§ The task: Search the entries for the word "reviewer". Copy every line where it turns up.

Dataset rows for apps and sites:
⟨
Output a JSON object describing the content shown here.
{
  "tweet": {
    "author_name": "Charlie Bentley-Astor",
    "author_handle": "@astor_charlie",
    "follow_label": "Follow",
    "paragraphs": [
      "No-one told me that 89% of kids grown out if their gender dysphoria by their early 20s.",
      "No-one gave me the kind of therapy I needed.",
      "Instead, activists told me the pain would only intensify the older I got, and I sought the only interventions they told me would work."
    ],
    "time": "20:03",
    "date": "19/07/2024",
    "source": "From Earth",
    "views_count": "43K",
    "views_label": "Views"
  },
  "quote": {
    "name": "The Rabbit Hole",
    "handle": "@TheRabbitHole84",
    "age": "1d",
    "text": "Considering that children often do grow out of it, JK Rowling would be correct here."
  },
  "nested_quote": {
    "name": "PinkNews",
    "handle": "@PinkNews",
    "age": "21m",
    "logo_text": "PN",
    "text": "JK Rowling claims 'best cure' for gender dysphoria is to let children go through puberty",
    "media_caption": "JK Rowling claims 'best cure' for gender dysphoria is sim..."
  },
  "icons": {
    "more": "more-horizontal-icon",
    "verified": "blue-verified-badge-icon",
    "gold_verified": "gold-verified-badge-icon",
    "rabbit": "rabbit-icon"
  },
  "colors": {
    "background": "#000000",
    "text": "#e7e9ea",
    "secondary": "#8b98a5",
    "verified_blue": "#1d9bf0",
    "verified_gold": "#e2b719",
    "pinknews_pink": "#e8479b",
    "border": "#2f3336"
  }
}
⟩
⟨
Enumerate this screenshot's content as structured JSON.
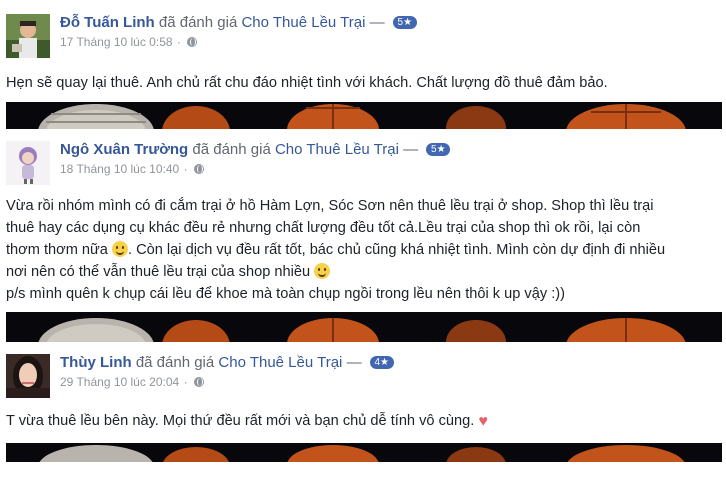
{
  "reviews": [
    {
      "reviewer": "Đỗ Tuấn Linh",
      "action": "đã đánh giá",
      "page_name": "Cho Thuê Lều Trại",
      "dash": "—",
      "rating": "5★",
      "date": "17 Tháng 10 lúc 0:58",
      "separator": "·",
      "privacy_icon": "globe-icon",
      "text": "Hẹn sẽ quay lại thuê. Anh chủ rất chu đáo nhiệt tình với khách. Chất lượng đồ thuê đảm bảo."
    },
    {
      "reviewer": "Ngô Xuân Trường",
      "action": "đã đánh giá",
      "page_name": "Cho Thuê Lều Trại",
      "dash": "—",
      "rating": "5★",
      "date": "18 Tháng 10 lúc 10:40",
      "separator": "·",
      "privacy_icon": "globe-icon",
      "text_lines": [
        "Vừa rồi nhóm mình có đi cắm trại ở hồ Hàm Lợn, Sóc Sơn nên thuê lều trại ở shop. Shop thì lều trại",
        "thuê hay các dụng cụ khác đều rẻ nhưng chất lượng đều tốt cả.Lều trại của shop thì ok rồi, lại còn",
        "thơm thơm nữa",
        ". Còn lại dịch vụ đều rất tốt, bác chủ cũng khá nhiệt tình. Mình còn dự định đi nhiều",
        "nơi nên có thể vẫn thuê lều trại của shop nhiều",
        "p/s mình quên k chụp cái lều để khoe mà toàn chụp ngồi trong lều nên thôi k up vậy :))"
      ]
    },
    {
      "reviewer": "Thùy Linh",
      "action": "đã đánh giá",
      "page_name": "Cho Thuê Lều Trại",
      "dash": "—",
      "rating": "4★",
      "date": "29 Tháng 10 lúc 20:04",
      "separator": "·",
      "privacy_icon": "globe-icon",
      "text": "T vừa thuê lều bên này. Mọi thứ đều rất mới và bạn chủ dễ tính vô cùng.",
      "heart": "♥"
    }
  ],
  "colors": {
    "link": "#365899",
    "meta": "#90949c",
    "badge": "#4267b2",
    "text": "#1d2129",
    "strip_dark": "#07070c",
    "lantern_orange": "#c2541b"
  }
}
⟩
§ Your solution:
      "reviewer": "Đỗ Tuấn Linh",
      "reviewer": "Ngô Xuân Trường",
      "reviewer": "Thùy Linh",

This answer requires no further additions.